● **Aim of the task**: Where in the records does the word "title" appear? Copy each line that holds it.

[Data entries]
....................

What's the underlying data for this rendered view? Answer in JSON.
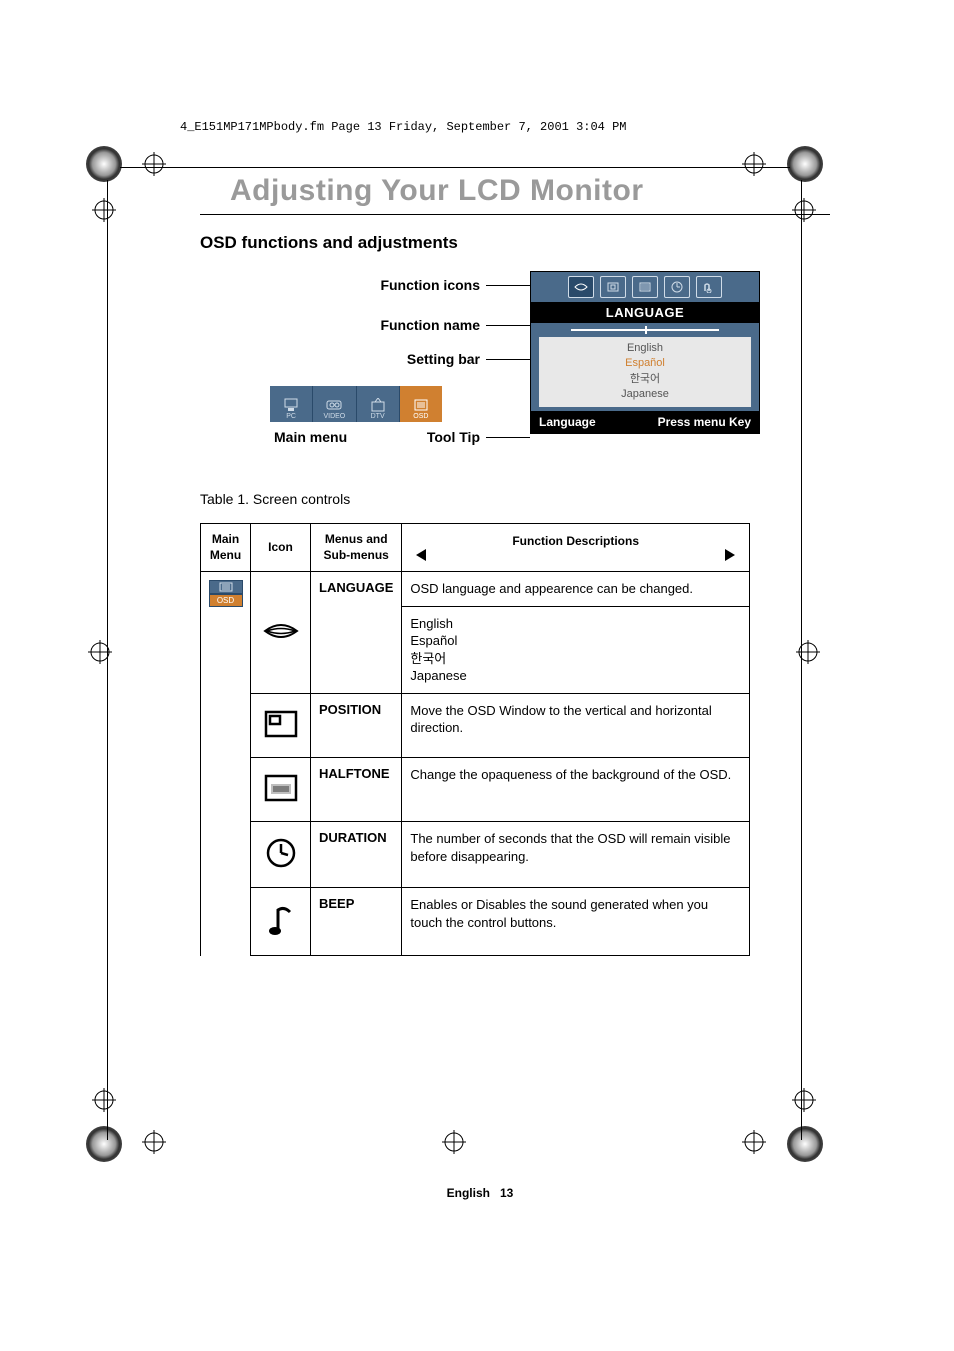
{
  "header_line": "4_E151MP171MPbody.fm  Page 13  Friday, September 7, 2001  3:04 PM",
  "title": "Adjusting Your LCD Monitor",
  "section": "OSD functions and adjustments",
  "labels": {
    "function_icons": "Function icons",
    "function_name": "Function name",
    "setting_bar": "Setting bar",
    "main_menu": "Main menu",
    "tool_tip": "Tool Tip"
  },
  "osd": {
    "title": "LANGUAGE",
    "langs": [
      "English",
      "Español",
      "한국어",
      "Japanese"
    ],
    "footer_left": "Language",
    "footer_right": "Press menu Key"
  },
  "mainmenu": {
    "items": [
      "PC",
      "VIDEO",
      "DTV",
      "OSD"
    ]
  },
  "table_caption": "Table 1.  Screen controls",
  "th": {
    "main_menu": "Main Menu",
    "icon": "Icon",
    "menus": "Menus and Sub-menus",
    "fd": "Function Descriptions"
  },
  "rows": [
    {
      "menu": "LANGUAGE",
      "desc": "OSD language and appearence can be changed.",
      "langs": [
        "English",
        "Español",
        "한국어",
        "Japanese"
      ]
    },
    {
      "menu": "POSITION",
      "desc": "Move the OSD Window to the vertical and horizontal direction."
    },
    {
      "menu": "HALFTONE",
      "desc": "Change the opaqueness of the background of the OSD."
    },
    {
      "menu": "DURATION",
      "desc": "The number of seconds that the OSD will remain visible before disappearing."
    },
    {
      "menu": "BEEP",
      "desc": "Enables or Disables the sound generated when you touch the control buttons."
    }
  ],
  "footer": {
    "lang": "English",
    "page": "13"
  },
  "osd_cell_label": "OSD"
}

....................

● **Exercise result**:
  "title": "Adjusting Your LCD Monitor",
    "title": "LANGUAGE",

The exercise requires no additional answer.